Lagos has a rich history, having been at various times under the control of the celts, the Romans, the Visgoths, the Byzantine empire, the Moors (for around five centuries) and the Spanish. It was home to some of the first great explorers in the 15th century, like Henry the Navigator and Gil Eanes, who found a safe route around Cape Bojador on the coast of Western Sahara. This opened up trade with sub-Saharan Africa. And made Lagos one of the first major centres of the slave trade. This part of the town’s history is not trumpeted in the same way as the exploits of those first navigators, unsurprisingly.
There is still plenty of old Portuguese architecture in the town, in the backstreets off the main squares. But a fair amount of the pre -17th century buildings were destroyed by an earthquake and tidal wave in 1755. Here are a few glimpses.
The cliffs though, and the the eroded rock formations that jut out of the sea, are what make the area truly beautiful. I checked Wikipedia to see what geology lay behind this.
The Algarve stands out as unique stratigraphic and morpho-tectonicregion. A peripheral Carboniferous unit of the Variscan orogeny, it constitutes the Mesozoic and Cenozoic sedimentary layers, deposited onto two totally distinct superimposed basins. Between the Middle-Upper Triassic to Hettangian, sediments evolved from continental (fluvial red sandstone) to shallow marine over the entire region, which included instances of evaporates, tholeiite fissural magmas, lava flows, volcanic ash and pyroclasts.

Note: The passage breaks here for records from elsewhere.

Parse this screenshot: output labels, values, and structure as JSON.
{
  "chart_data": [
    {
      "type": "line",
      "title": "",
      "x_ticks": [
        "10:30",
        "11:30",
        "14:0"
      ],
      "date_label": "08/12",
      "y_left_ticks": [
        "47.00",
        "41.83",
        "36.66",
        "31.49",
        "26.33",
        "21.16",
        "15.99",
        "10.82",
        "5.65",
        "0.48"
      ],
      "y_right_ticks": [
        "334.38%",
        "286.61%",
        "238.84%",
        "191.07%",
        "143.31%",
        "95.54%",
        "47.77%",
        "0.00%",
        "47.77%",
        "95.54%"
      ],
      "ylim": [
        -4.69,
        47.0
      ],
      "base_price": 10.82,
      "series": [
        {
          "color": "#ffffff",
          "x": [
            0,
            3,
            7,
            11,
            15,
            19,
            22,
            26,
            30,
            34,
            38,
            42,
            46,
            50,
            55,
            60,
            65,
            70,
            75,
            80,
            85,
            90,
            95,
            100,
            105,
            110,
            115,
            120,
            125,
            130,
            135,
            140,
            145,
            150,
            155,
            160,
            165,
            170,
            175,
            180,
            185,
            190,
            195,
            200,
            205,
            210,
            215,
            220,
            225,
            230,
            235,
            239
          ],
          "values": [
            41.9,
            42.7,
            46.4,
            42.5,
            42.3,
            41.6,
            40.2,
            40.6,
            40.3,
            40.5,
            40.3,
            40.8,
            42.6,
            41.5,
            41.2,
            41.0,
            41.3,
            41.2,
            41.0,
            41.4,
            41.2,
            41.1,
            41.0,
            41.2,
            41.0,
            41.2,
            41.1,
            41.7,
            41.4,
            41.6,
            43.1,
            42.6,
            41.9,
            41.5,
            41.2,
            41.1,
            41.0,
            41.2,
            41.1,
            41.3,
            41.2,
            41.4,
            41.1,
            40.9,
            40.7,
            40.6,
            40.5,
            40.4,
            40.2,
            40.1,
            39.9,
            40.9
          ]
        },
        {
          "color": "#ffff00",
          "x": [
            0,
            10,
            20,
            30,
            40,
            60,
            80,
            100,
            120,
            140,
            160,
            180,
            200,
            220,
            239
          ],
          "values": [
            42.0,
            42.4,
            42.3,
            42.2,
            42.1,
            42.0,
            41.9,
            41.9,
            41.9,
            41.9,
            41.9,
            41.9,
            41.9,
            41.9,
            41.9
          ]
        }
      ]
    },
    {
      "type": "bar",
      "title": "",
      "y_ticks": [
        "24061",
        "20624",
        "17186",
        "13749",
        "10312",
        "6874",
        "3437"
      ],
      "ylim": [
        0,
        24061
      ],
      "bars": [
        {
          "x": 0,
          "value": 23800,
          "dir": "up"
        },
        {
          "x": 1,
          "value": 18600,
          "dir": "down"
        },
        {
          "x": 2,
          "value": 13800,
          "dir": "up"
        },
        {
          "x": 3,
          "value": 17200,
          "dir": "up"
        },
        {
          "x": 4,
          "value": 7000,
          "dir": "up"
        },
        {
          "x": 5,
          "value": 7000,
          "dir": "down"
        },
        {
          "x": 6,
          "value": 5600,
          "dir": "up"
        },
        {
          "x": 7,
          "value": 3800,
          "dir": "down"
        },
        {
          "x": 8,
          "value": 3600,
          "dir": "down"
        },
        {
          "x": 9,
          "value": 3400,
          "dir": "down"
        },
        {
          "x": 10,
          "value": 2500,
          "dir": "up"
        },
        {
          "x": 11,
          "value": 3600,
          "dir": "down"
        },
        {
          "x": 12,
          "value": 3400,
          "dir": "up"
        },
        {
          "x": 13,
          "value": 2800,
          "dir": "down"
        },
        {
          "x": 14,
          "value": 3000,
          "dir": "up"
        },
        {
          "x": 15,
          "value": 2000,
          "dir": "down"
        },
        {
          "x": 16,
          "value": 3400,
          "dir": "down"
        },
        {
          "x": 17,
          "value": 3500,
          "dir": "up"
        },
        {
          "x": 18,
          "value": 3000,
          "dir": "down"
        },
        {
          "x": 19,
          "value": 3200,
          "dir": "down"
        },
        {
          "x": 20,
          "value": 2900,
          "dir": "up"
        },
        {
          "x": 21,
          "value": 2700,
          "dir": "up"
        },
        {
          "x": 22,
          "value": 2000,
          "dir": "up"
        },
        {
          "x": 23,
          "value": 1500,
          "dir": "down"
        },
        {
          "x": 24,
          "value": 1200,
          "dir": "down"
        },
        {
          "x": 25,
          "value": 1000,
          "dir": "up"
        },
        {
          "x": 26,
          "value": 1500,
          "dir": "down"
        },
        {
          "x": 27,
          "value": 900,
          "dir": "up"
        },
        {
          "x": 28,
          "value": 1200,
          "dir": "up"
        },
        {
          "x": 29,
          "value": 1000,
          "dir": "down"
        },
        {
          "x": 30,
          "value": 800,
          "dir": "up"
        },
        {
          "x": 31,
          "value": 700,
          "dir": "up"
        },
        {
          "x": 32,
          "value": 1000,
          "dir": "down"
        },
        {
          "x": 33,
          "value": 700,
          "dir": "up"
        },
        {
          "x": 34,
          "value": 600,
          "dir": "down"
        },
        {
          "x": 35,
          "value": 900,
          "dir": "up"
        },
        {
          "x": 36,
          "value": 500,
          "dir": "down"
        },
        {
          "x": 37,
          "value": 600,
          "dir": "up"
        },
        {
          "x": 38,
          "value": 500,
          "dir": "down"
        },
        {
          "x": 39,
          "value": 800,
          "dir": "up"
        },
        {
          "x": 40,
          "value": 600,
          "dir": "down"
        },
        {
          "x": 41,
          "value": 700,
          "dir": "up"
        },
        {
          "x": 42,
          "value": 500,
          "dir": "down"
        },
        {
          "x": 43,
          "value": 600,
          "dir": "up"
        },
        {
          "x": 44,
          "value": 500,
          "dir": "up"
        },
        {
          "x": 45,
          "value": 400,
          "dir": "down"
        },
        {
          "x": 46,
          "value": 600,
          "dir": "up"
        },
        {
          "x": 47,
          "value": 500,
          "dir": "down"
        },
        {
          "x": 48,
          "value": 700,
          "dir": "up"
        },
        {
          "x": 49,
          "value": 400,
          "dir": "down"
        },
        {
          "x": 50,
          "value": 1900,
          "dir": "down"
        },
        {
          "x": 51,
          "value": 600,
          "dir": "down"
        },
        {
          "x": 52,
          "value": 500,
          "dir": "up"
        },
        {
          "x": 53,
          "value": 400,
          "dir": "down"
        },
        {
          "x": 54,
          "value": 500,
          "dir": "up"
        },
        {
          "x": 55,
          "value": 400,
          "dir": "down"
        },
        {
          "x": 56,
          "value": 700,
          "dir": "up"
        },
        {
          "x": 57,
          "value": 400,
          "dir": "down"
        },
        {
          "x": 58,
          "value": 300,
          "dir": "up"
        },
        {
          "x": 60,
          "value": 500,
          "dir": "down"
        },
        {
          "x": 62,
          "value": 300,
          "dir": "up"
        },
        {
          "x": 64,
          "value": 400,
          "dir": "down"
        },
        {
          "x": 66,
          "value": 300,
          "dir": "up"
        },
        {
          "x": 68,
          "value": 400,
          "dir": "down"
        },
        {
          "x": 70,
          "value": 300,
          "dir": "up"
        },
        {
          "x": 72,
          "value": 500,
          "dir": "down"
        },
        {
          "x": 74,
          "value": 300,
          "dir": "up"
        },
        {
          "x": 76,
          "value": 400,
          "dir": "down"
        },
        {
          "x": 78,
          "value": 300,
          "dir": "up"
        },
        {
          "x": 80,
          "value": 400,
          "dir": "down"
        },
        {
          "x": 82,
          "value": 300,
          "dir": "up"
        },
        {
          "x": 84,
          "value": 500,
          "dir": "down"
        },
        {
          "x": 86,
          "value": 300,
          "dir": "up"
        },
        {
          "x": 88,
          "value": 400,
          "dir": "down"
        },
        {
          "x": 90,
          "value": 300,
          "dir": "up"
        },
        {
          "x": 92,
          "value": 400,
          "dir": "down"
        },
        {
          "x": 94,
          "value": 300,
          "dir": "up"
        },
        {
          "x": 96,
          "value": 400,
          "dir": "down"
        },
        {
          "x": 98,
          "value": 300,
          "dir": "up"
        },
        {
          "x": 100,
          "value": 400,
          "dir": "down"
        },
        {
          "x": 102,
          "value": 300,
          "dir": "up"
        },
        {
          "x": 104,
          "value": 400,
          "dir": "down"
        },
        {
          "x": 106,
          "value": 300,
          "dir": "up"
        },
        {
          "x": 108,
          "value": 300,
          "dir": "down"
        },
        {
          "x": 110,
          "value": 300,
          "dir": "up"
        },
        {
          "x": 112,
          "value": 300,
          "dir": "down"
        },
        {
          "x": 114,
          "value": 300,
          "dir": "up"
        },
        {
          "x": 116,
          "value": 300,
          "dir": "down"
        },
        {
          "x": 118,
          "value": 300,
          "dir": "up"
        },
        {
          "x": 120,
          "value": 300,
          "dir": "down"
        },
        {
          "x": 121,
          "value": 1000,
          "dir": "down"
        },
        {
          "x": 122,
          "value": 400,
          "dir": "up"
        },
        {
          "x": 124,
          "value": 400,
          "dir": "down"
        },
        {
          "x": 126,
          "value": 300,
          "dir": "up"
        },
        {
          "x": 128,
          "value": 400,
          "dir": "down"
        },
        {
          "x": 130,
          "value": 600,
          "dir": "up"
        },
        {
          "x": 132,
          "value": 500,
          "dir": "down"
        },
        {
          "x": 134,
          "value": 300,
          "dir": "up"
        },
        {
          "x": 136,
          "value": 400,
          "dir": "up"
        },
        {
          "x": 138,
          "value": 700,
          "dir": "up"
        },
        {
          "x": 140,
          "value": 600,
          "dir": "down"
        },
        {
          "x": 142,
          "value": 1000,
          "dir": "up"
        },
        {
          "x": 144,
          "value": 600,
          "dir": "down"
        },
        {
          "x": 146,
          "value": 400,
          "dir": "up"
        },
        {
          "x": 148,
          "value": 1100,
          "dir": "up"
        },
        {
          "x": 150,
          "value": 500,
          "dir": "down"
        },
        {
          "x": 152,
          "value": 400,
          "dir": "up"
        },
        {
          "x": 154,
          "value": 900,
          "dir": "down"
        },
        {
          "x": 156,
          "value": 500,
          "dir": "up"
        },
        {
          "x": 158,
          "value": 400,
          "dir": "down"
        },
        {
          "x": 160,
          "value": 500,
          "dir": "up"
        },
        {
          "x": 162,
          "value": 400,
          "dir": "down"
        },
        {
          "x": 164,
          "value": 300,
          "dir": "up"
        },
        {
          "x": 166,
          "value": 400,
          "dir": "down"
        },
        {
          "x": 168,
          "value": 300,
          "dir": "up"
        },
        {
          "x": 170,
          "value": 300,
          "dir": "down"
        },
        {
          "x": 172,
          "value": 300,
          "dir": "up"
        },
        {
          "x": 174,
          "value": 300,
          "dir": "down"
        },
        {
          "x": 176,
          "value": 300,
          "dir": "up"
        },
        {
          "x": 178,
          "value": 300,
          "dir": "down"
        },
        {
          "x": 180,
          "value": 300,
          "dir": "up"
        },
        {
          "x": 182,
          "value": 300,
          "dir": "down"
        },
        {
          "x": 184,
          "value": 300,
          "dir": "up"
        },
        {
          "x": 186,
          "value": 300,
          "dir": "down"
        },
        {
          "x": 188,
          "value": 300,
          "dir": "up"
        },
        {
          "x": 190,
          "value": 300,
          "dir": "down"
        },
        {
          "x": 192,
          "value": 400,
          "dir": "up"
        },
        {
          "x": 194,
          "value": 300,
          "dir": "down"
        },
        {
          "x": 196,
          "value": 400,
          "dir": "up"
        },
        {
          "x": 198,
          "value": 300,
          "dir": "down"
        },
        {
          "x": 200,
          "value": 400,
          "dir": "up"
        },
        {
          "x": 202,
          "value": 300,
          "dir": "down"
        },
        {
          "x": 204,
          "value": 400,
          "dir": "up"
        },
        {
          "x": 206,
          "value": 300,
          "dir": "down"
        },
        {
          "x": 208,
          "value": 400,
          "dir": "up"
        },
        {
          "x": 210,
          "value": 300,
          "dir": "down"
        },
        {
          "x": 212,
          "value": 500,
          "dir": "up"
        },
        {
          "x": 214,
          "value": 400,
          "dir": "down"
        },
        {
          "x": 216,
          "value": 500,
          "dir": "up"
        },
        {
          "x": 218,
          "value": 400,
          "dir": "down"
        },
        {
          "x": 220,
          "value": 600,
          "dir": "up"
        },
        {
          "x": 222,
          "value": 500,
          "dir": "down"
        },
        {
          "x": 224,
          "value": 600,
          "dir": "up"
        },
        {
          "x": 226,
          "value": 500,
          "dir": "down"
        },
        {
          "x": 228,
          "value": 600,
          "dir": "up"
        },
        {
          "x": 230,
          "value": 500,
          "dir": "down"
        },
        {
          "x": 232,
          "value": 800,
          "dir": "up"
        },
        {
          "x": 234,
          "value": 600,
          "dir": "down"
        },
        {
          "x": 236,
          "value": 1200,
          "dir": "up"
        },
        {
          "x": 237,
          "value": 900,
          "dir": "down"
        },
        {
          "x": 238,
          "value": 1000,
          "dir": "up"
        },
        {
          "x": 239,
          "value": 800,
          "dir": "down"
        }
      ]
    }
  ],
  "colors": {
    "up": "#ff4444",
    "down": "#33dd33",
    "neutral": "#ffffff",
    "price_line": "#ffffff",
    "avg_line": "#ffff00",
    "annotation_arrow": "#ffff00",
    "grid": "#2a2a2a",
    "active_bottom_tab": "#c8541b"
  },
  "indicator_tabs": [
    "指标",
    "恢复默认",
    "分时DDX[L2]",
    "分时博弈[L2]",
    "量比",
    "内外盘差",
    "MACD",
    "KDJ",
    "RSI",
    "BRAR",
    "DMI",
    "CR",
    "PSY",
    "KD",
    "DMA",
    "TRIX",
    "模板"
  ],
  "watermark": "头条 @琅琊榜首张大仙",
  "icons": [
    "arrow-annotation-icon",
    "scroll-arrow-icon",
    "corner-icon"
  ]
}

Ah, yes, of course!
Well, what I can tell you is that the cliffs were multi-hued, with deep red brown sandstone plonked on top of what looked like layers of sedimentary rocks and clays. The kind of rocks that are worn by the Atlantic winds and waves into weird and wonderful shapes. With cliff faces that slowly but surely collapse into the sea. I reckon the villa we stayed in only has a few hundred years before it meets its fate!
We were about 10 minutes from a beach called Praia de Porto de Mos. The cliffs there were classic examples of the layering and the erosion. I went down there a couple of time before the beaches became too crowded and took a few shots. Here are a few.
At one end of the beach people had taken advantage of the smooth rocks and stones to build cairns, loads of them. It was an impressive sight. It looked quite primitive, and maybe it is. People expressing the simplest of of playful emotions.
Some people were also taking the clays, mixing them with a little water and plastering the mixture over their bodies. After letting it dry they would plunge into the sea. I guess it was cleansing, like a mud pack. But with these grey creatures wandering about the beach and some of the crazier cairns, it looked like we’d alighted upon some strange tribe in the remote west of the Algarve!
I like this lone branch. I think it was natural, but who knows?
There was a sandstone coloured path leading from our villa through the scrubland to a cliff path which wound its way to the next settlement heading west, Luz. This shot is looking back onto Praia de Porto de Mos. You can see, in this area, how sandstone is the top layer.
Closer up, the beach was like this.
We ventured out one day on a boat to see some dolphins. We saw a few after quite a search out to sea. On the way back the boat ran along the coast and we got a great view of the rocks where the sea and wind have exercised their powers. A work of art.
Good place, Lagos…